Raphael, Saint George and the Dragon
St. George’s Day, 1904
by Hardwicke Drummond Rawnsley
The annual meeting of the Guild of St. George, which was founded by John Ruskin, was held at Sheffield on Saturday.
To-day our land remembers him who fought
The Dragon, hails the Cappadocian brave
Who from the loathly thing went forth to save
Pure Innocence, and her salvation wrought.
This is the day a nation’s thanks are brought
By Avon’s shore to God, who Shakspere gave;
To-day we lay Lent lilies on a grave
In Grasmere Vale and think what Wordsworth taught.
And, gathered here in Vulcan’s town to-day,
Where the smoke dragons from their high-built towers
Plague the live air and cheat the poor of sun,
Do not our hearts in loyal memory run
To him who loved pure light and innocent flowers,
And sent us forth all dragon beasts to slay?
Rawnsley is most famous for being one of the founding members of the National Trust, although he was also involved in a number of projects for the preservation of the environment and the support of the working class.
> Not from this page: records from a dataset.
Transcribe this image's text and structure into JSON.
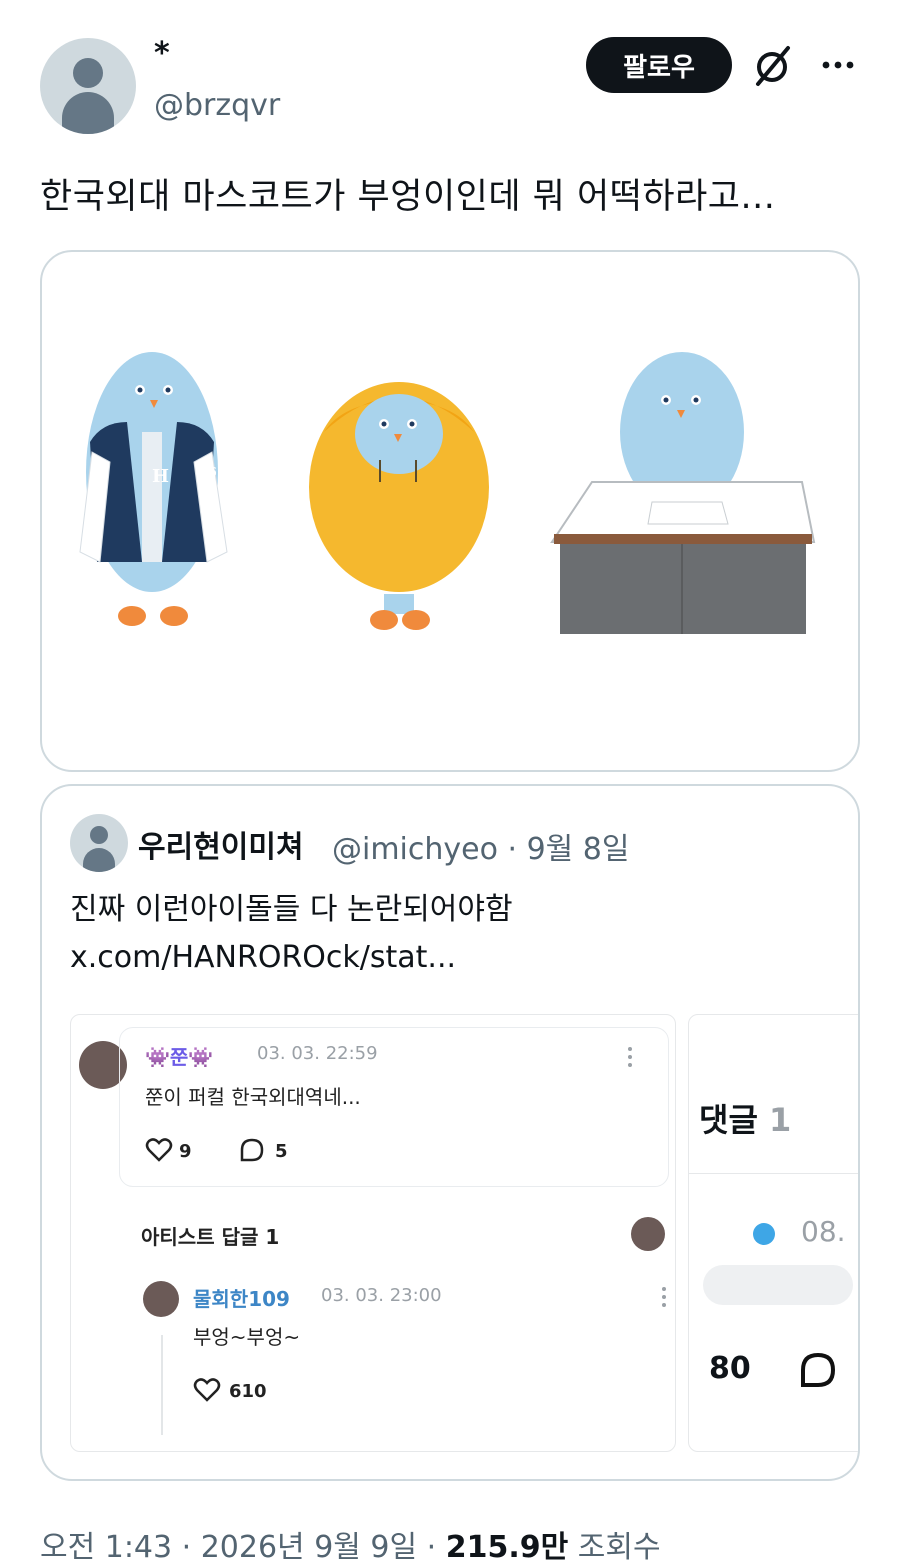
{
  "author": {
    "display_name": "*",
    "handle": "@brzqvr"
  },
  "actions": {
    "follow_label": "팔로우"
  },
  "tweet": {
    "text": "한국외대 마스코트가 부엉이인데 뭐 어떡하라고..."
  },
  "quote": {
    "name": "우리현이미쳐",
    "meta": "@imichyeo · 9월 8일",
    "line1": "진짜 이런아이돌들 다 논란되어야함",
    "line2": "x.com/HANROROck/stat..."
  },
  "screenshot": {
    "comment": {
      "user": "👾쭌👾",
      "time": "03. 03. 22:59",
      "text": "쭌이 퍼컬 한국외대역네...",
      "likes": "9",
      "replies": "5"
    },
    "artist_reply_label": "아티스트 답글 1",
    "reply": {
      "user": "물회한109",
      "time": "03. 03. 23:00",
      "text": "부엉~부엉~",
      "likes": "610"
    },
    "side": {
      "title": "댓글",
      "count": "1",
      "time": "08.",
      "likes": "80"
    }
  },
  "footer": {
    "time": "오전 1:43 · 2026년 9월 9일 · ",
    "views": "215.9만",
    "views_label": " 조회수"
  },
  "colors": {
    "follow_bg": "#0f1419",
    "muted": "#536471",
    "border": "#cfd9de",
    "mascot": "#a9d3ec",
    "hoodie": "#f5b82e",
    "jacket": "#1f3a5f"
  }
}
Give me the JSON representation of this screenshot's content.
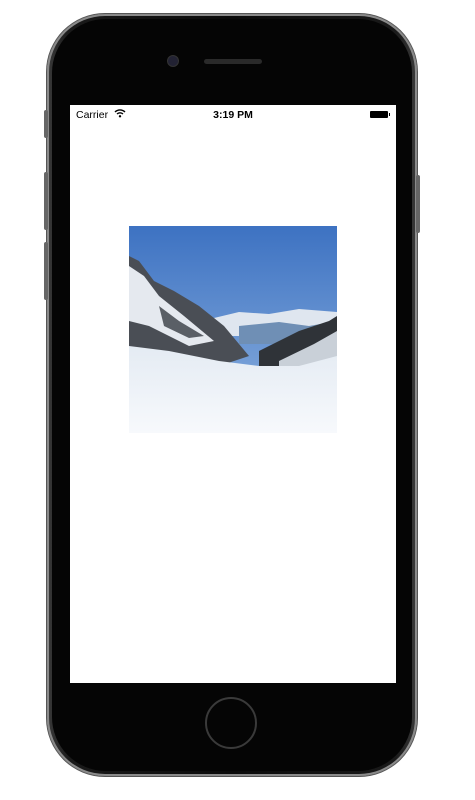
{
  "status_bar": {
    "carrier": "Carrier",
    "time": "3:19 PM",
    "wifi_icon": "wifi-icon",
    "battery_icon": "battery-icon",
    "battery_level": 1.0
  },
  "content": {
    "image": "snowy-mountain-valley-photo"
  }
}
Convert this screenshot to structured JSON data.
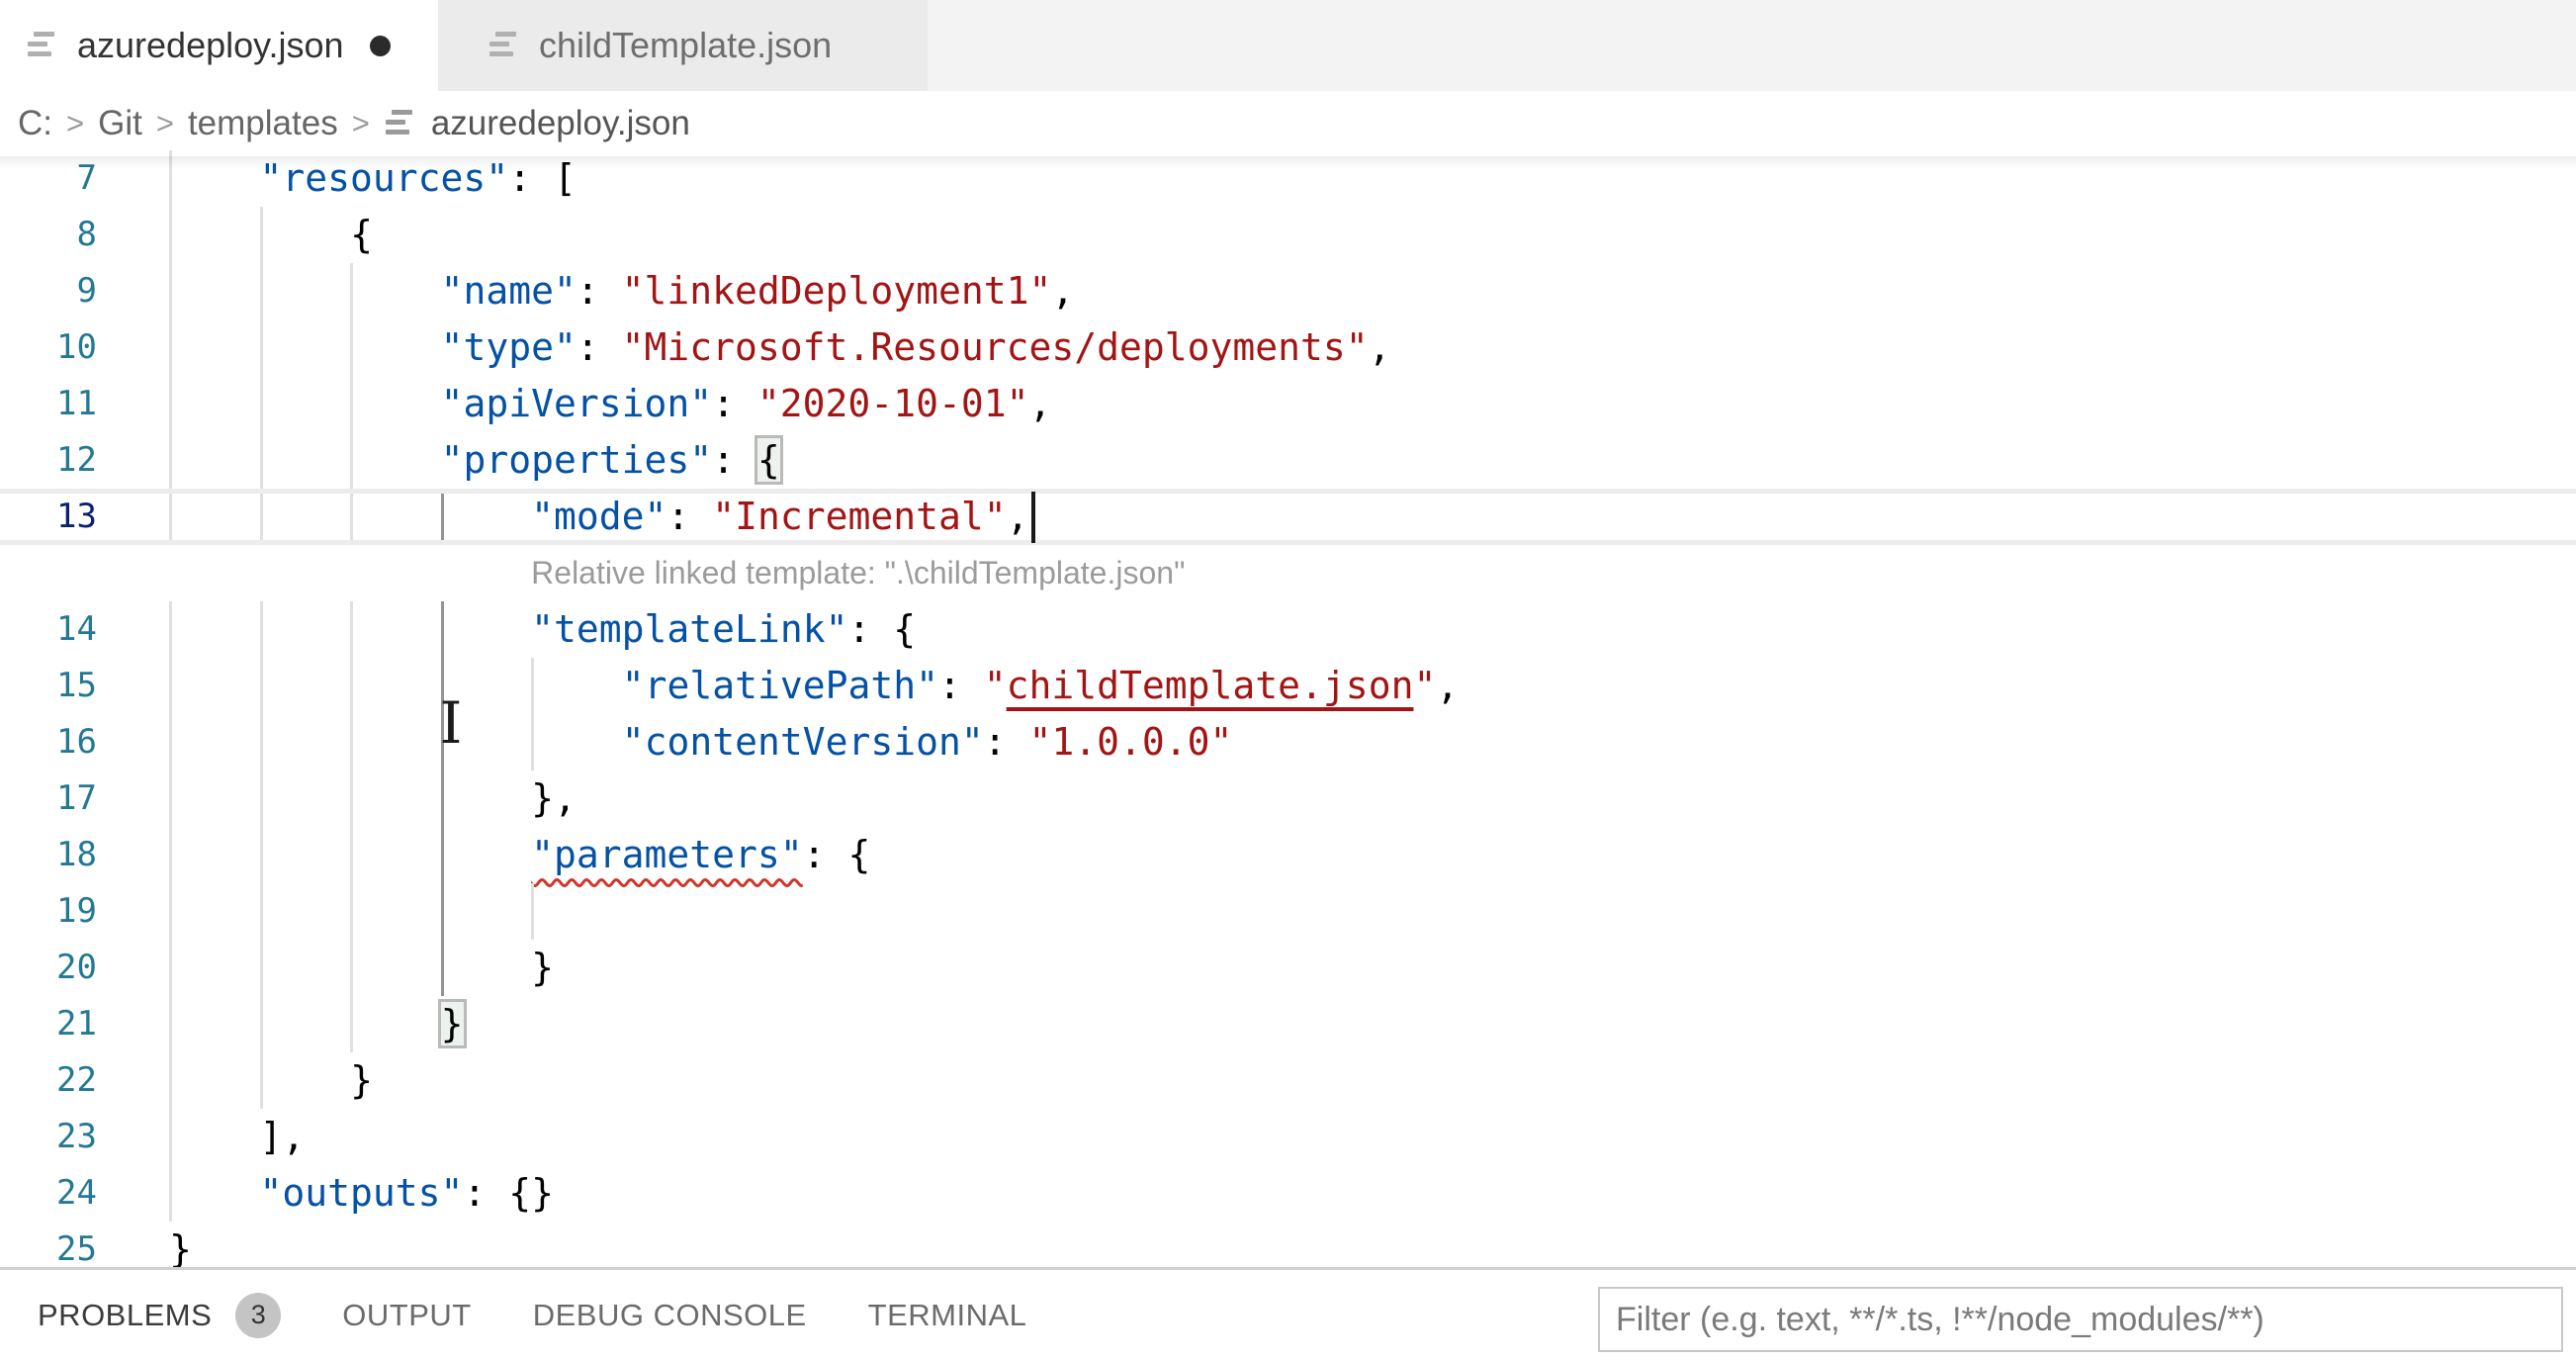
{
  "tabs": [
    {
      "title": "azuredeploy.json",
      "dirty": true,
      "active": true
    },
    {
      "title": "childTemplate.json",
      "dirty": false,
      "active": false
    }
  ],
  "breadcrumb": {
    "segments": [
      "C:",
      "Git",
      "templates"
    ],
    "separator": ">",
    "file": "azuredeploy.json"
  },
  "editor": {
    "lines": [
      {
        "num": 7,
        "indent": 4,
        "guides": [
          0
        ],
        "tokens": [
          [
            "key",
            "\"resources\""
          ],
          [
            "p",
            ": ["
          ]
        ]
      },
      {
        "num": 8,
        "indent": 8,
        "guides": [
          0,
          4
        ],
        "tokens": [
          [
            "p",
            "{"
          ]
        ]
      },
      {
        "num": 9,
        "indent": 12,
        "guides": [
          0,
          4,
          8
        ],
        "tokens": [
          [
            "key",
            "\"name\""
          ],
          [
            "p",
            ": "
          ],
          [
            "s",
            "\"linkedDeployment1\""
          ],
          [
            "p",
            ","
          ]
        ]
      },
      {
        "num": 10,
        "indent": 12,
        "guides": [
          0,
          4,
          8
        ],
        "tokens": [
          [
            "key",
            "\"type\""
          ],
          [
            "p",
            ": "
          ],
          [
            "s",
            "\"Microsoft.Resources/deployments\""
          ],
          [
            "p",
            ","
          ]
        ]
      },
      {
        "num": 11,
        "indent": 12,
        "guides": [
          0,
          4,
          8
        ],
        "tokens": [
          [
            "key",
            "\"apiVersion\""
          ],
          [
            "p",
            ": "
          ],
          [
            "s",
            "\"2020-10-01\""
          ],
          [
            "p",
            ","
          ]
        ]
      },
      {
        "num": 12,
        "indent": 12,
        "guides": [
          0,
          4,
          8
        ],
        "tokens": [
          [
            "key",
            "\"properties\""
          ],
          [
            "p",
            ": "
          ],
          [
            "bm",
            "{"
          ]
        ]
      },
      {
        "num": 13,
        "indent": 16,
        "guides": [
          0,
          4,
          8
        ],
        "active_guide": 12,
        "current": true,
        "caret": true,
        "tokens": [
          [
            "key",
            "\"mode\""
          ],
          [
            "p",
            ": "
          ],
          [
            "s",
            "\"Incremental\""
          ],
          [
            "p",
            ","
          ]
        ]
      },
      {
        "hint": "Relative linked template: \".\\childTemplate.json\""
      },
      {
        "num": 14,
        "indent": 16,
        "guides": [
          0,
          4,
          8
        ],
        "active_guide": 12,
        "tokens": [
          [
            "key",
            "\"templateLink\""
          ],
          [
            "p",
            ": {"
          ]
        ]
      },
      {
        "num": 15,
        "indent": 20,
        "guides": [
          0,
          4,
          8,
          16
        ],
        "active_guide": 12,
        "tokens": [
          [
            "key",
            "\"relativePath\""
          ],
          [
            "p",
            ": "
          ],
          [
            "s",
            "\""
          ],
          [
            "slink",
            "childTemplate.json"
          ],
          [
            "s",
            "\""
          ],
          [
            "p",
            ","
          ]
        ]
      },
      {
        "num": 16,
        "indent": 20,
        "guides": [
          0,
          4,
          8,
          16
        ],
        "active_guide": 12,
        "tokens": [
          [
            "key",
            "\"contentVersion\""
          ],
          [
            "p",
            ": "
          ],
          [
            "s",
            "\"1.0.0.0\""
          ]
        ]
      },
      {
        "num": 17,
        "indent": 16,
        "guides": [
          0,
          4,
          8
        ],
        "active_guide": 12,
        "tokens": [
          [
            "p",
            "},"
          ]
        ]
      },
      {
        "num": 18,
        "indent": 16,
        "guides": [
          0,
          4,
          8
        ],
        "active_guide": 12,
        "tokens": [
          [
            "keyerr",
            "\"parameters\""
          ],
          [
            "p",
            ": {"
          ]
        ]
      },
      {
        "num": 19,
        "indent": 0,
        "guides": [
          0,
          4,
          8,
          16
        ],
        "active_guide": 12,
        "tokens": []
      },
      {
        "num": 20,
        "indent": 16,
        "guides": [
          0,
          4,
          8
        ],
        "active_guide": 12,
        "tokens": [
          [
            "p",
            "}"
          ]
        ]
      },
      {
        "num": 21,
        "indent": 12,
        "guides": [
          0,
          4,
          8
        ],
        "tokens": [
          [
            "bm",
            "}"
          ]
        ]
      },
      {
        "num": 22,
        "indent": 8,
        "guides": [
          0,
          4
        ],
        "tokens": [
          [
            "p",
            "}"
          ]
        ]
      },
      {
        "num": 23,
        "indent": 4,
        "guides": [
          0
        ],
        "tokens": [
          [
            "p",
            "],"
          ]
        ]
      },
      {
        "num": 24,
        "indent": 4,
        "guides": [
          0
        ],
        "tokens": [
          [
            "key",
            "\"outputs\""
          ],
          [
            "p",
            ": {}"
          ]
        ]
      },
      {
        "num": 25,
        "indent": 0,
        "guides": [],
        "tokens": [
          [
            "p",
            "}"
          ]
        ]
      }
    ]
  },
  "panel": {
    "tabs": [
      {
        "label": "PROBLEMS",
        "badge": "3",
        "active": true
      },
      {
        "label": "OUTPUT",
        "active": false
      },
      {
        "label": "DEBUG CONSOLE",
        "active": false
      },
      {
        "label": "TERMINAL",
        "active": false
      }
    ],
    "filter_placeholder": "Filter (e.g. text, **/*.ts, !**/node_modules/**)"
  },
  "colors": {
    "key": "#0451a5",
    "string": "#a31515",
    "punct": "#000000",
    "lineno": "#237893",
    "lineno_active": "#0b216f",
    "guide": "#e0e0e0",
    "guide_active": "#949494",
    "error": "#d13428",
    "hint": "#9b9b9b",
    "cur_border": "#ececec",
    "tabbar_bg": "#f3f3f3",
    "tab_inactive_bg": "#ebebeb",
    "badge": "#c4c4c4"
  }
}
He also is one of the people who encouraged Beatrix Potter to publish her stories.
Briton Rivière, St. George and the Dragon, wherein St. George expresses how we all feel sometimes.
St. George for Merry England
This world, it is a wilding world,
a world of sin and shame;
it speaks and moans a sighing word
and hides its very name.
The dragons rise on every side,
they speak with voice of flame;
but still there rides a knight to fight
and counter dragon's claim.
And all the peasants, ground to dust,
now walk a rocky way;
all the princes forfeit trust
and flee the rightful fray,
but heaven's knight on steed of white
with cross upon his shield
will aid and save the countryside,
will fight, and will not yield.
Cowards cower in dust and mud
as serpents devour the land;
forsaking hope they drop the good,
surrender to drake's demand.
But one will fight, and when he falls
will rise and, rising, stand;
his weary face will pale and pall
but his sword is in his hand.
All people who hear, raise up his song,
the song of the man who will live;
with sound of the drum, the harp and the pipe,
high hallels and rhapsodies give.
Through moor and through forest, through fallowing field
he fights for our honor and grace,
he will fight and never will victory yield
for God shines out in his face.
Waters of life will succor him well
and raise him up from the dead
as the tree of life delivers from hell
by the power of God who bled;
and the dragon will fall, its eye grow dim,
from blade by the holy hand led.
To the dust heel, and countenace grim,
will crush the fell serpent's head.